Members of the Holcim Awards jury Europe 2020
For the first time in the history of the Holcim Awards, the projects submitted in Europe were discussed and evaluated by the jury online. The independent, international jury of experts was chaired by Jeannette Kuo, architect and founding partner of Karamuk Kuo Architects.

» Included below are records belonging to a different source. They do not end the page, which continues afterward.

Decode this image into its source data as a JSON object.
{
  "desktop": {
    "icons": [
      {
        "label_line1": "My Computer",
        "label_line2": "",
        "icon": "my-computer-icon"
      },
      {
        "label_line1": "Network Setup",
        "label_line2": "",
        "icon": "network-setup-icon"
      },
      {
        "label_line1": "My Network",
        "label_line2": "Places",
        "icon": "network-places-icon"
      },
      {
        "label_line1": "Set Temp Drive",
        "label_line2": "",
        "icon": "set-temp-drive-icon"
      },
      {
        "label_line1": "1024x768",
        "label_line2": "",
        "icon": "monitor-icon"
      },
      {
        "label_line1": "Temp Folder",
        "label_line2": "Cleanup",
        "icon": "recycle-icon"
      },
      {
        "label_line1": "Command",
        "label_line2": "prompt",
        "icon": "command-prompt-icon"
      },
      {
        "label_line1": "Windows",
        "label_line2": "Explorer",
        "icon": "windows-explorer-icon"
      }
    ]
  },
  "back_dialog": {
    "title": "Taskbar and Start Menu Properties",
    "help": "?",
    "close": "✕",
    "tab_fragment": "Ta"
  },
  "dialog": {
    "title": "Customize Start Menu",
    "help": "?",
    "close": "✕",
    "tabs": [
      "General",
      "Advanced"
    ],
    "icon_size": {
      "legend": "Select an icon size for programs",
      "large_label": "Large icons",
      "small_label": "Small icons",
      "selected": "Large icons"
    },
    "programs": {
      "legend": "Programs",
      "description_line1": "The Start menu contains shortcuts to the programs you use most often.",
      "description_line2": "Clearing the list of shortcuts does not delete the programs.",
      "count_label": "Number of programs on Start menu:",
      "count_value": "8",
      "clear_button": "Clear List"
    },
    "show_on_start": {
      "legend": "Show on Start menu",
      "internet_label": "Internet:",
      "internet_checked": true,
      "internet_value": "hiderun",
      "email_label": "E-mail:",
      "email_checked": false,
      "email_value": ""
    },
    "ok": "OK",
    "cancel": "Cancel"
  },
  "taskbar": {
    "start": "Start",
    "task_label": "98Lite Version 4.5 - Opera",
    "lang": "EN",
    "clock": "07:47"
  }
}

The jury included professionals from across the region: Nuno Brandão Costa (Brandão Costa Arquitectos, Portugal), Eva Pfannes (Ooze Architects, The Netherlands), Alexandre Theriot (BRUTHER, Switzerland/France), Kristiaan Borret (Chief Architect, Brussels-Capital Region, Belgium), Hélène Lombois-Burger (R&D Project Manager for Digital Design & Fabrication, Holcim Innovation Center, France), and Sergei Tchoban (SPEECH architectural office, Russia). Further jury members from the Holcim Foundation Academic Committee were Marilyne Andersen (EPFL Lausanne, Switzerland) and Dirk Hebel (Karlsruhe Institute of Technology, Germany).
Members of the Global Holcim Awards jury 2021
The independent jury that evaluated the projects at the global level was chaired by Hashim Sarkis (Dean of the School of Architecture & Planning, Massachusetts Institute of Technology, Cambridge, MA, USA). The jury included Angelo Bucci (spbr arquitetos and Professor of Building Design, Universidade de São Paulo, Brazil), Bruce Gibbons (Thornton Tomasetti, USA), Anne Lacaton (Lacaton & Vassal Architectes, France), and Mun Summ Wong (WOHA, Singapore). Marilyne Andersen (Professor of Sustainable Construction Technologies, EPFL Lausanne, Switzerland), Maria Atkinson AM (Green Building Council of Australia), Meisa Batayneh Maani (Maisam Architects & Engineers, Jordan), and Brinda Somaya (Somaya & Kalappa Consultants, India) represented the Board and the Academic Committee of the Foundation as additional jury members.
Holcim Awards winning projects Europe
Global Holcim Awards Gold (USD 150,000) & Holcim Awards Gold Europe (USD 100,000)
Extending the Cycle in Winterthur, Switzerland
A building addition constructed primarily of salvaged materials.
Winners: Marc Angst, Michèle Brand, Barbara Buser, Pascal Hentschel, Benjamin Poignon and Kerstin Müller, baubüro in situ, Basel, Switzerland
Holcim Awards Silver Europe (USD 50,000)
Restoring Common Ground in Prijedor, Bosnia & Herzegovina
A rehabilitation project creating space for peace-building activities.
Winners: Vernes Causevic, Project V Architecture, London, United Kingdom, and Kemal Pervanic, Most Mira, Kevljani, Bosnia & Herzegovina
Holcim Awards Bronze Europe (USD 30,000)
Towering Virtuoso in Skellefteå, Sweden
A new cultural center with a carbon-neutral profile.
Winners: Oskar Norelius and Robert Schmitz, White arkitekter, Stockholm, Sweden
Holcim Awards Acknowledgement prize Europe (USD 20,000)
Data Propelled in Hamburg, Germany
A data-driven design to achieve environmental and economic sustainability.
Winner: David Benjamin, The Living, New York, USA
Holcim Awards Acknowledgement prize Europe (USD 20,000)
Integrated Big Box in Vienna, Austria
A project promoting new sustainable design practices in the inner city of Vienna.
Winners: Jakob Dunkl, Carmen Hottinger and team, querkraft architekten, Vienna, Austria
Holcim Awards Acknowledgement prize Europe (USD 20,000)
Resource Circulation in Bordeaux, France
A visionary urban development project triggering new sustainable dynamics.
Winners: Teams of BOM, FUSO, and HAME architects, Paris, France
Holcim Awards Acknowledgement prize Europe (USD 20,000)
Rural Catalyst in Siewiller, France
A farmhouse conversion project to enhance social sustainability.
Winner: Florent Revel, N01 architecture, Strasbourg, France